---- Material provided

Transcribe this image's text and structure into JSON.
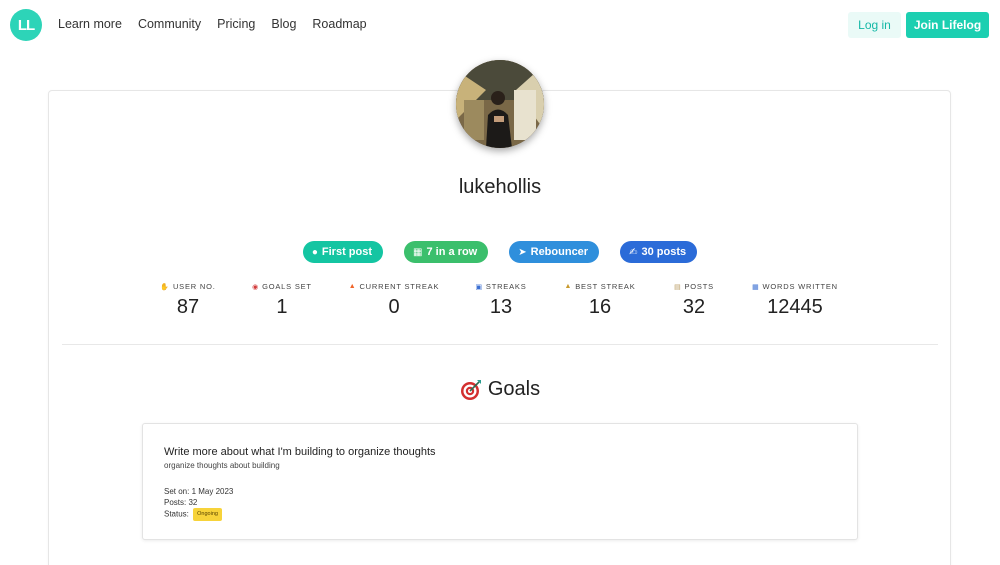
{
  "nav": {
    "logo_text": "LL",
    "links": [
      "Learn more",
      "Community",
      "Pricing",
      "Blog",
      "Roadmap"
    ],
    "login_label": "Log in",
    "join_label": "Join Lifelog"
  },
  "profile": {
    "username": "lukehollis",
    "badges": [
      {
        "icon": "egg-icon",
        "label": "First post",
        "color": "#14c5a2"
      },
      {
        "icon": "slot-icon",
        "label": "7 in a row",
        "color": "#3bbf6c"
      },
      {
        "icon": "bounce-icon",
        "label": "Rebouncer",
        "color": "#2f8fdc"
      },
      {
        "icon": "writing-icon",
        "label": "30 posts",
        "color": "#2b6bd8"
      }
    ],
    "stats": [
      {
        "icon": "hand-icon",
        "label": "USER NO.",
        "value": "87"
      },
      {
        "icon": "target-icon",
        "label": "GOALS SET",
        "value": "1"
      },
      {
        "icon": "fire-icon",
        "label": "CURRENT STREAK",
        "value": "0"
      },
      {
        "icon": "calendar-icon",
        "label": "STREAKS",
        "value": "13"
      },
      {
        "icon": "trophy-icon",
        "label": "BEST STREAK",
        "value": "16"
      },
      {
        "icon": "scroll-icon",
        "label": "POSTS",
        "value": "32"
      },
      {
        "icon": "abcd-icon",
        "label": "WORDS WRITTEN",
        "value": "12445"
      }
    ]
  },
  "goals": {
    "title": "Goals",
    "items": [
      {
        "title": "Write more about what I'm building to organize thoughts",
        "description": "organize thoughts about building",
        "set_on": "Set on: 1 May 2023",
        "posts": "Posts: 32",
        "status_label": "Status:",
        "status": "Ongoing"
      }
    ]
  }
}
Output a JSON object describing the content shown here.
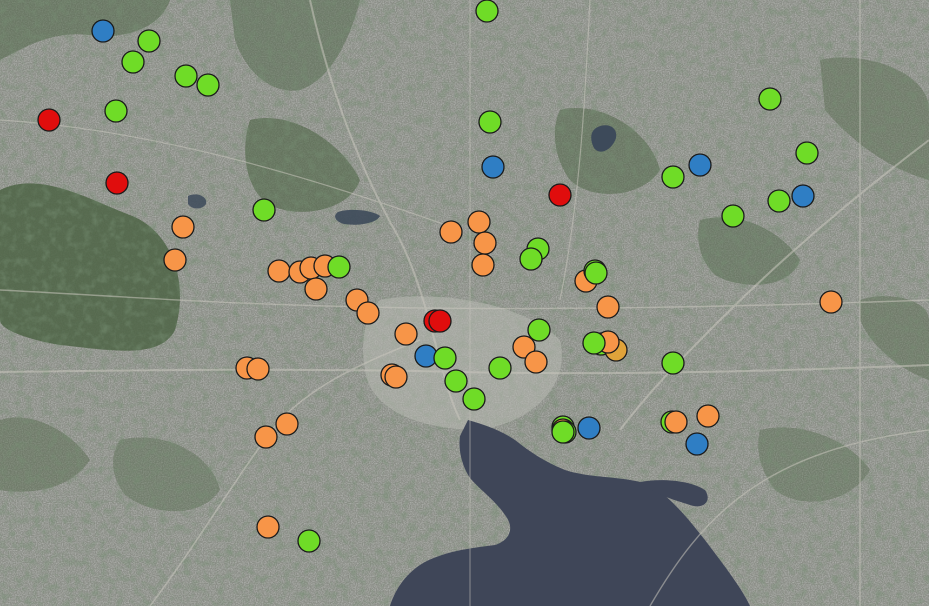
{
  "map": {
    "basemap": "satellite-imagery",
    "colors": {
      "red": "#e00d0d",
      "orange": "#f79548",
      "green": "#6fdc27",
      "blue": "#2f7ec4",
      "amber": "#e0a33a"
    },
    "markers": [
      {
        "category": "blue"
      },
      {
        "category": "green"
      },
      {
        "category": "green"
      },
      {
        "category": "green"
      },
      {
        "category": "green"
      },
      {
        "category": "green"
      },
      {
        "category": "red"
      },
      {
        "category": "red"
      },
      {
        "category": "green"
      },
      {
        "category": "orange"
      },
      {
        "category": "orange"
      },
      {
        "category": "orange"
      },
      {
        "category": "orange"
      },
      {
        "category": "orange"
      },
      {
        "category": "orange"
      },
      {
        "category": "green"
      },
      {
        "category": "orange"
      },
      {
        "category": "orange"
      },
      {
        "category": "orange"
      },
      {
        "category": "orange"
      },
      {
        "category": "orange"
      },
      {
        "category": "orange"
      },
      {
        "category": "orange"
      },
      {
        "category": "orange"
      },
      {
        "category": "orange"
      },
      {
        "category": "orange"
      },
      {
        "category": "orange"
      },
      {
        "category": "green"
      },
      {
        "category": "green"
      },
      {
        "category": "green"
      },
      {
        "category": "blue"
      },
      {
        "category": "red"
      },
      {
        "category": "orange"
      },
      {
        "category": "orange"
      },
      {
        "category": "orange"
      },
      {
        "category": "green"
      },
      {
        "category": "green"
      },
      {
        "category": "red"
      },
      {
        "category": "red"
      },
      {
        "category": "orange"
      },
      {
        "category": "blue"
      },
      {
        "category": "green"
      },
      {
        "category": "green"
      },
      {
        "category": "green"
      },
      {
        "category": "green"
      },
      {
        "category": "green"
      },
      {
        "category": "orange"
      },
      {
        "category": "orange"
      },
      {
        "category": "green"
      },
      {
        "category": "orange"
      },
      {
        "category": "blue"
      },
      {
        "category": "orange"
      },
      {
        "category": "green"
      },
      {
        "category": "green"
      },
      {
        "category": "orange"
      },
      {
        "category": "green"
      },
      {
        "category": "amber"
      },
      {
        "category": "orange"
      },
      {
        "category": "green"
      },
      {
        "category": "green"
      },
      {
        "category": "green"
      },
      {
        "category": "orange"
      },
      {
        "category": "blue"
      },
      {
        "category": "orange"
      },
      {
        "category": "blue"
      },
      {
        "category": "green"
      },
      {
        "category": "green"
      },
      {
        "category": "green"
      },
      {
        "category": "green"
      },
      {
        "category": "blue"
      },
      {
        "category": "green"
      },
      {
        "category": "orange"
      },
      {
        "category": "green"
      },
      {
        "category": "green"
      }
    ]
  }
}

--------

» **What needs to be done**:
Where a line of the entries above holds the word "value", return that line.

» **Result of the exercise**:
        "value": "87"
        "value": "1"
        "value": "0"
        "value": "13"
        "value": "16"
        "value": "32"
        "value": "12445"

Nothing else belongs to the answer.